I must try this out. Thanks dear.
Can we use a plastic container to store the wine during fermentation ? Thanks in advance...
I would not recommend using plastic for wine making,use non-reactive containers like glass or ceramic only.
Hi, thanks for the wonderful recipe. I have used da same measurements as yours in preparing the wine. It's now 10 days in the fermenting stage. I got a bit curious and checked the taste of the left over wine stored in a small bottle(haven't opened the main bottles) and I felt it tasted far more stronger and less sweeter(but not sour) than you have described. One reason I could think of was that I had used extra yeast(a little more than 1 tspn!). Now how do I fix it?..was wondering if I could add some water and sugar in the middle of fermentation or add them after fermentation is over..what do you suggest? thanks in advance!
Nitin, I would suggest not to disturb the bottles while fermentation.Lets wait and see what the end result is. I think it should be ok to add boiled and cooled water and sugar and adjust the wine. Just don't store it for too long.It seems in Ancient Rome wine was served diluted with water to bring down the strength of it.So it should work.
Whatever the final outcome is please keep me posted.
It came out nice as i opened it in 21 days but its too sweet n very less sour. Rest everything seems fine. Can you suggest anything to make it better?

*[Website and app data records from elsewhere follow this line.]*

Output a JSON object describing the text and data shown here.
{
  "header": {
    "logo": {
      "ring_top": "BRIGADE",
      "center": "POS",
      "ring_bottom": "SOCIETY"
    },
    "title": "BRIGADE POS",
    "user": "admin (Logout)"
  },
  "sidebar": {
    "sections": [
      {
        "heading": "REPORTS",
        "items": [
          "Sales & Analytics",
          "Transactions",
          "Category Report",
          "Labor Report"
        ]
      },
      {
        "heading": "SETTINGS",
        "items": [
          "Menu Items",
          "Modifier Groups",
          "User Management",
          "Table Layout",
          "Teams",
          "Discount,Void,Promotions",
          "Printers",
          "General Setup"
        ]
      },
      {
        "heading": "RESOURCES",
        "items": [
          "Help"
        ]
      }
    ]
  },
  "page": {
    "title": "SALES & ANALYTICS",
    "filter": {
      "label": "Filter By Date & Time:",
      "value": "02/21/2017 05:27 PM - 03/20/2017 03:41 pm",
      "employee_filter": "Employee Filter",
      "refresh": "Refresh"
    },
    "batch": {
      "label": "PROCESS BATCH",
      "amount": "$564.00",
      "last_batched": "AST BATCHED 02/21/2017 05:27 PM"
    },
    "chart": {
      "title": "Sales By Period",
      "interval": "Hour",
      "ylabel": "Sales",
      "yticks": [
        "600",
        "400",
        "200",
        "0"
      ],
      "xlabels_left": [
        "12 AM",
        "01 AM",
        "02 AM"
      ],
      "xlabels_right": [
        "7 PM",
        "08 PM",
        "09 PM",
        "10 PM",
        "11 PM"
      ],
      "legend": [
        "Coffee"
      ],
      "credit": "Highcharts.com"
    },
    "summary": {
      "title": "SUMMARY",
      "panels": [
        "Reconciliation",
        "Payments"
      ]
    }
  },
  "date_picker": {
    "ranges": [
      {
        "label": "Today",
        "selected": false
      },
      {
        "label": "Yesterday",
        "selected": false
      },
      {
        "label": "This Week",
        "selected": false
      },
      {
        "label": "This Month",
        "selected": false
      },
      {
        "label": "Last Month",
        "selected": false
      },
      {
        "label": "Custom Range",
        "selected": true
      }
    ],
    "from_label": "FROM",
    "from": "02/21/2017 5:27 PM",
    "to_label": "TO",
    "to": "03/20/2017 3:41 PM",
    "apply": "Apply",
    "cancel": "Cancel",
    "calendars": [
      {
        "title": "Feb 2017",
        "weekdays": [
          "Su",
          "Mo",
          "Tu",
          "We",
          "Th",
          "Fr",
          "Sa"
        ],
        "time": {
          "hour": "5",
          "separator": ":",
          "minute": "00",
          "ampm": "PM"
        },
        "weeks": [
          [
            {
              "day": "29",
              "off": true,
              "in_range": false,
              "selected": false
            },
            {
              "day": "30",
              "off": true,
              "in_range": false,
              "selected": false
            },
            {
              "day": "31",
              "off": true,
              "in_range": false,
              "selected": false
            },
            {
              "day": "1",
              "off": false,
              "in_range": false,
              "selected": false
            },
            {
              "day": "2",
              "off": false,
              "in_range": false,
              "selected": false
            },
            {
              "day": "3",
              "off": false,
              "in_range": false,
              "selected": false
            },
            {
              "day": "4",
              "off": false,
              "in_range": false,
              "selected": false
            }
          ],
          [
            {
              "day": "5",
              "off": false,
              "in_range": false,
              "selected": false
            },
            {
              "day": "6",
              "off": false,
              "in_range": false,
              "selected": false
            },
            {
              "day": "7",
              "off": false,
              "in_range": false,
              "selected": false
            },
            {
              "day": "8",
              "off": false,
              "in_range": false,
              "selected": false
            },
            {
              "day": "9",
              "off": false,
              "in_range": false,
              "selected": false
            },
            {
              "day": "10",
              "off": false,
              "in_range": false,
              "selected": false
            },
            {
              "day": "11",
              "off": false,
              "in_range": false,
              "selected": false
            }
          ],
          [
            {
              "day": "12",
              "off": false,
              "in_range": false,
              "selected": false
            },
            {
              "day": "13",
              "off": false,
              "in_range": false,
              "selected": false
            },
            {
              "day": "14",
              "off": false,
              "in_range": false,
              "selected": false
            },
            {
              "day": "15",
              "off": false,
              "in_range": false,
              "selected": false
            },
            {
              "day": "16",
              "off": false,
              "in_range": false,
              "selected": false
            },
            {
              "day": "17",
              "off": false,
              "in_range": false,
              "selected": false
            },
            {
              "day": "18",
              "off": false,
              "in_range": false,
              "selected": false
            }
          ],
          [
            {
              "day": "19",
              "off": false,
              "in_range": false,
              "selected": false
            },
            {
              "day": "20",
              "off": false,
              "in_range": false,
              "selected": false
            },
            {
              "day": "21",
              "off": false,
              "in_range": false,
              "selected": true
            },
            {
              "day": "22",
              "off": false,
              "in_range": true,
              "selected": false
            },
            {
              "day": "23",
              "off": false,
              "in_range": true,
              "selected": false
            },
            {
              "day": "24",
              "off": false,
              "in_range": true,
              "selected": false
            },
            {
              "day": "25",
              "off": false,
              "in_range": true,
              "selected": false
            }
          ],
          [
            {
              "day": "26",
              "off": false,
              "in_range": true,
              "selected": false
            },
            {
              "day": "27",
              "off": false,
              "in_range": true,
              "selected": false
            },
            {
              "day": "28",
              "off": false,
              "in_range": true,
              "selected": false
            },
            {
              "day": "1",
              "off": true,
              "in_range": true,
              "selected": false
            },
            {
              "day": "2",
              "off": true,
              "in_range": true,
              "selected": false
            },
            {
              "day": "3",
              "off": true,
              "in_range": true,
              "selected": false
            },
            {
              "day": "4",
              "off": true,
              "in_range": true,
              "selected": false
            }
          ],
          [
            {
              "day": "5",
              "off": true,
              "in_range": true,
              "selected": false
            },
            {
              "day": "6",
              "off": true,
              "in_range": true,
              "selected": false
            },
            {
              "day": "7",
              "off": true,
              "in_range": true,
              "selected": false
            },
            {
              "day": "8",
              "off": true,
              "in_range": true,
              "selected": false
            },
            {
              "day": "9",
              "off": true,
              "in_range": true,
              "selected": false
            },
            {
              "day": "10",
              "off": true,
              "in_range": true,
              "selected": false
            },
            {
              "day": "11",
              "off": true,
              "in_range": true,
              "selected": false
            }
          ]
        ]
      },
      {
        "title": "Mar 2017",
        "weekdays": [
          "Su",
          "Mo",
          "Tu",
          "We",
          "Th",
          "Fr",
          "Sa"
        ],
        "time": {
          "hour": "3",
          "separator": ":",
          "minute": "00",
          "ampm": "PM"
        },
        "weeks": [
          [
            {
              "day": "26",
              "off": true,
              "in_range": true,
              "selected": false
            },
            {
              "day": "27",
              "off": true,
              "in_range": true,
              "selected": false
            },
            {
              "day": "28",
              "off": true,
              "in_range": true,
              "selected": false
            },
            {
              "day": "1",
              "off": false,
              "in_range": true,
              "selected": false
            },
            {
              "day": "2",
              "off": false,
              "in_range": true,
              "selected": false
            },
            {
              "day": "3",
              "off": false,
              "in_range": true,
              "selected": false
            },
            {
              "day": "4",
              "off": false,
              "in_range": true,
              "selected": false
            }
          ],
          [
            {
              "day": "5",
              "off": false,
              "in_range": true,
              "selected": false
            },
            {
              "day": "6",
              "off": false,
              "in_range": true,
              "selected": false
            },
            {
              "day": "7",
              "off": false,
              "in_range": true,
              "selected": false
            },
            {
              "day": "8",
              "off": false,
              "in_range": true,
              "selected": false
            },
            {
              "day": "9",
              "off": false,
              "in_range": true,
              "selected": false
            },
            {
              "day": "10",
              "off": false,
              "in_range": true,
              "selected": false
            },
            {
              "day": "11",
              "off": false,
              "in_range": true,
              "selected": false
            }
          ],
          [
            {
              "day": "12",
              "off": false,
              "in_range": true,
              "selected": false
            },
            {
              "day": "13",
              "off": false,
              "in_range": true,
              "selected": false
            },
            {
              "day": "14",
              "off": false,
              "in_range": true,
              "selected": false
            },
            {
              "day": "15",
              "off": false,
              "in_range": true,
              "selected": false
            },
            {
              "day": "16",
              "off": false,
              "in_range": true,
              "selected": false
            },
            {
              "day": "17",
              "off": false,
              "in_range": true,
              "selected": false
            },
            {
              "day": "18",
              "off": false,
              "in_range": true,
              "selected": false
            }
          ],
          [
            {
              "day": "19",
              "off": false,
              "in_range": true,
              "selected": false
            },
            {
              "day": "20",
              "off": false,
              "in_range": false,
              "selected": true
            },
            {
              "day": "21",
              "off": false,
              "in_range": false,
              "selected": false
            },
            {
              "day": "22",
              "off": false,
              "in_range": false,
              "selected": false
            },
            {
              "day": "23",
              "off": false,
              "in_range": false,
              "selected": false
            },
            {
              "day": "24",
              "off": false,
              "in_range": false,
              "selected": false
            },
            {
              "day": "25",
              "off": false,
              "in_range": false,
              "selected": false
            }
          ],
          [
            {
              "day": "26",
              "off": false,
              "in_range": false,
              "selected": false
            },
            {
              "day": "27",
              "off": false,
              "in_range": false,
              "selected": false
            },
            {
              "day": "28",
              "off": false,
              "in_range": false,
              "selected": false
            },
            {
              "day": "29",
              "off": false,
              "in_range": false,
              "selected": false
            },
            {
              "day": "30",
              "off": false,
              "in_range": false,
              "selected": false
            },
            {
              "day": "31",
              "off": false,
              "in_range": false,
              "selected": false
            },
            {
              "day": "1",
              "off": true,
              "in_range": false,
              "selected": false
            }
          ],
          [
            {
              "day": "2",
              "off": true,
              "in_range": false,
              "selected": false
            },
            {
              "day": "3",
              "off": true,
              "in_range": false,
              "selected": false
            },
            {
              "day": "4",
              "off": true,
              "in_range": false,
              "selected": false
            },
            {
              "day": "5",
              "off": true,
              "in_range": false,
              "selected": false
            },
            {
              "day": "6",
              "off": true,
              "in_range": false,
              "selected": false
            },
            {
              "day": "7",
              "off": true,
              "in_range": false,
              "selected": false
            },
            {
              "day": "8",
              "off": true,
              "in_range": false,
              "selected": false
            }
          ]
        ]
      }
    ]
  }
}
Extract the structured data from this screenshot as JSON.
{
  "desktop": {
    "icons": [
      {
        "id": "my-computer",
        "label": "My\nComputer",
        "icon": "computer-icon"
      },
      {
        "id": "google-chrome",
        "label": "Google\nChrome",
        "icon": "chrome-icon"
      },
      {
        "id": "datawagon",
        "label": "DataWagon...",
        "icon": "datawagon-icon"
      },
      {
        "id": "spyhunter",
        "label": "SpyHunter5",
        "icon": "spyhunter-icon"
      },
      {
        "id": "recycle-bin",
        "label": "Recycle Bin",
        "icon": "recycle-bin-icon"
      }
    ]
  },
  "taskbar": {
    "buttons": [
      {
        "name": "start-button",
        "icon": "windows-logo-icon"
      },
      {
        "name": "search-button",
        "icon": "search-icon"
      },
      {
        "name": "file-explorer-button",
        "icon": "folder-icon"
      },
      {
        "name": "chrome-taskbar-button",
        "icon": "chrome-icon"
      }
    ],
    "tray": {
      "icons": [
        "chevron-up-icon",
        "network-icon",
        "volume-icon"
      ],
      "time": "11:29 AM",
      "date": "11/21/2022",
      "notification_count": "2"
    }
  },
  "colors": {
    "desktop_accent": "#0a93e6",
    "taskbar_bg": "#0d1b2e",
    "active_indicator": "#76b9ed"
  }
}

Thank you for the feedback Rahul and sorry for the late reply. I think the yeast did not breakdown the sugar well which resulted in too sweet wine. Allow the wine to sit for a few more days, as it sits the sweetness reduces and strength increases. You may dilute with very little water (boiled and cooled) but that may bring down the strength of the wine.If nothing works a 1/4 cup of store bought red wine can be mixed.Hope this helps.
We live (Dutch woman/American man) on the south coast of Turkey on the Mediterranean Sea and for years have been making wines from many different things, but never from beets, so I am eager to try this. We have made wine from Parsley, Cactus, Mandarin Oranges, Blood Oranges, Pomegranates, Cherrys, Plums and a local fruit called Musmullah because they all grow here in our garden. Thanks for your recipe.
thanks for the post, please i want to know how long this beetroot wine can last?
Hi Paige, Beetroot wine can be kept for 2-3 months after that the wine becomes strong and the color turns transparent. I usually use it up fast as no preservatives or stabilizers are added to prolong shelf life.
Thank you for stopping by.
Hi. I’m Divya from SriLanka. I made my wine following your recipe. I couldnt find lime yesterday so added it only today. When i took the bottles to add them, i saw some frothing and some gas collected. Hope it is all set... Fingers crossed till the end of 14 days!!!!
We are making our first couple of bottles of your Beetroot wine recipe. We want it a little less sweet as we are trying to cut down on sugars. What are your thoughts about using a cup or cup and a half of local honey instead of sugar?
Adding honey to wine is totally new to me. I am not sure how it is going to react in the fermentation process. May be you should give it a try with a small batch only. Do let me know how it goes.